DATA SECTION:
Content starts

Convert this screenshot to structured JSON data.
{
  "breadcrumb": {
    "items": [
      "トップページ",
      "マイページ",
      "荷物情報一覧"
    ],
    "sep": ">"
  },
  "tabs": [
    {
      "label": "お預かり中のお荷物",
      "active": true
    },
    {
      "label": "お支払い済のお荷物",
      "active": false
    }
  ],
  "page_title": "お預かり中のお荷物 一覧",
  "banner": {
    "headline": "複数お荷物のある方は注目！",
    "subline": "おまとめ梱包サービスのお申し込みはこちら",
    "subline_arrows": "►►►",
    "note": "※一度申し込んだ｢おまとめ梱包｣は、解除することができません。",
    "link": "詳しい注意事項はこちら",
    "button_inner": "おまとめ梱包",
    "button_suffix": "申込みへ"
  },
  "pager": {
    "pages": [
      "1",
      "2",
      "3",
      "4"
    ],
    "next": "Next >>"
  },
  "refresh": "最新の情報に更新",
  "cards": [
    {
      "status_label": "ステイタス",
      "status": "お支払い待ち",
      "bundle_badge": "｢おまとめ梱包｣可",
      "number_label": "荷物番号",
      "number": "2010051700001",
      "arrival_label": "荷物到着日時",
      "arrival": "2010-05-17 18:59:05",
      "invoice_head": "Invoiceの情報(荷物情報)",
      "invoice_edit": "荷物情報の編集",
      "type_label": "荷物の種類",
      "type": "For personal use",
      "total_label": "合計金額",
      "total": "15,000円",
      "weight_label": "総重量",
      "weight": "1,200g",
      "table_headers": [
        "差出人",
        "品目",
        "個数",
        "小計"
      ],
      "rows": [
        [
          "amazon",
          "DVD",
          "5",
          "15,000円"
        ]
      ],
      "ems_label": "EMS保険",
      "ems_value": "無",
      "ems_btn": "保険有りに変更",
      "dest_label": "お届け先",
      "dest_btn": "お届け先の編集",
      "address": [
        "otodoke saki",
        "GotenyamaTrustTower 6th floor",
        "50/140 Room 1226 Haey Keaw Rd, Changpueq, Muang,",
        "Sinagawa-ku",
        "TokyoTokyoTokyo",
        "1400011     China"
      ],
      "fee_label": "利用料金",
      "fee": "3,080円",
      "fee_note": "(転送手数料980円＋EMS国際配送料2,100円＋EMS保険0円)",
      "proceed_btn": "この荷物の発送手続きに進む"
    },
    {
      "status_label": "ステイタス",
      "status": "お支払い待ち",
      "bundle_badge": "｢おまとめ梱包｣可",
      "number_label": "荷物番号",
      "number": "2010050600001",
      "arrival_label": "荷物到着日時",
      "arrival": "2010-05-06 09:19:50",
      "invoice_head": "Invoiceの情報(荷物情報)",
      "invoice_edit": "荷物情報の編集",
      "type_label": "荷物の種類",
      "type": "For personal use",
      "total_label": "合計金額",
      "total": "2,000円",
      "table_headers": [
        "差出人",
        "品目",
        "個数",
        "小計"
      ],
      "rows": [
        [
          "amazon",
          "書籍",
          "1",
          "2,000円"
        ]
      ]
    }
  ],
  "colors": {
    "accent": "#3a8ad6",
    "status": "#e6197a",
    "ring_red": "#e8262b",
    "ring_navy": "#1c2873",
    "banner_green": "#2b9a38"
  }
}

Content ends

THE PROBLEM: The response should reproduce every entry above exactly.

SOLUTION:
Convert this screenshot to structured JSON data.
{
  "breadcrumb": {
    "items": [
      "トップページ",
      "マイページ",
      "荷物情報一覧"
    ],
    "sep": ">"
  },
  "tabs": [
    {
      "label": "お預かり中のお荷物",
      "active": true
    },
    {
      "label": "お支払い済のお荷物",
      "active": false
    }
  ],
  "page_title": "お預かり中のお荷物 一覧",
  "banner": {
    "headline": "複数お荷物のある方は注目！",
    "subline": "おまとめ梱包サービスのお申し込みはこちら",
    "subline_arrows": "►►►",
    "note": "※一度申し込んだ｢おまとめ梱包｣は、解除することができません。",
    "link": "詳しい注意事項はこちら",
    "button_inner": "おまとめ梱包",
    "button_suffix": "申込みへ"
  },
  "pager": {
    "pages": [
      "1",
      "2",
      "3",
      "4"
    ],
    "next": "Next >>"
  },
  "refresh": "最新の情報に更新",
  "cards": [
    {
      "status_label": "ステイタス",
      "status": "お支払い待ち",
      "bundle_badge": "｢おまとめ梱包｣可",
      "number_label": "荷物番号",
      "number": "2010051700001",
      "arrival_label": "荷物到着日時",
      "arrival": "2010-05-17 18:59:05",
      "invoice_head": "Invoiceの情報(荷物情報)",
      "invoice_edit": "荷物情報の編集",
      "type_label": "荷物の種類",
      "type": "For personal use",
      "total_label": "合計金額",
      "total": "15,000円",
      "weight_label": "総重量",
      "weight": "1,200g",
      "table_headers": [
        "差出人",
        "品目",
        "個数",
        "小計"
      ],
      "rows": [
        [
          "amazon",
          "DVD",
          "5",
          "15,000円"
        ]
      ],
      "ems_label": "EMS保険",
      "ems_value": "無",
      "ems_btn": "保険有りに変更",
      "dest_label": "お届け先",
      "dest_btn": "お届け先の編集",
      "address": [
        "otodoke saki",
        "GotenyamaTrustTower 6th floor",
        "50/140 Room 1226 Haey Keaw Rd, Changpueq, Muang,",
        "Sinagawa-ku",
        "TokyoTokyoTokyo",
        "1400011     China"
      ],
      "fee_label": "利用料金",
      "fee": "3,080円",
      "fee_note": "(転送手数料980円＋EMS国際配送料2,100円＋EMS保険0円)",
      "proceed_btn": "この荷物の発送手続きに進む"
    },
    {
      "status_label": "ステイタス",
      "status": "お支払い待ち",
      "bundle_badge": "｢おまとめ梱包｣可",
      "number_label": "荷物番号",
      "number": "2010050600001",
      "arrival_label": "荷物到着日時",
      "arrival": "2010-05-06 09:19:50",
      "invoice_head": "Invoiceの情報(荷物情報)",
      "invoice_edit": "荷物情報の編集",
      "type_label": "荷物の種類",
      "type": "For personal use",
      "total_label": "合計金額",
      "total": "2,000円",
      "table_headers": [
        "差出人",
        "品目",
        "個数",
        "小計"
      ],
      "rows": [
        [
          "amazon",
          "書籍",
          "1",
          "2,000円"
        ]
      ]
    }
  ],
  "colors": {
    "accent": "#3a8ad6",
    "status": "#e6197a",
    "ring_red": "#e8262b",
    "ring_navy": "#1c2873",
    "banner_green": "#2b9a38"
  }
}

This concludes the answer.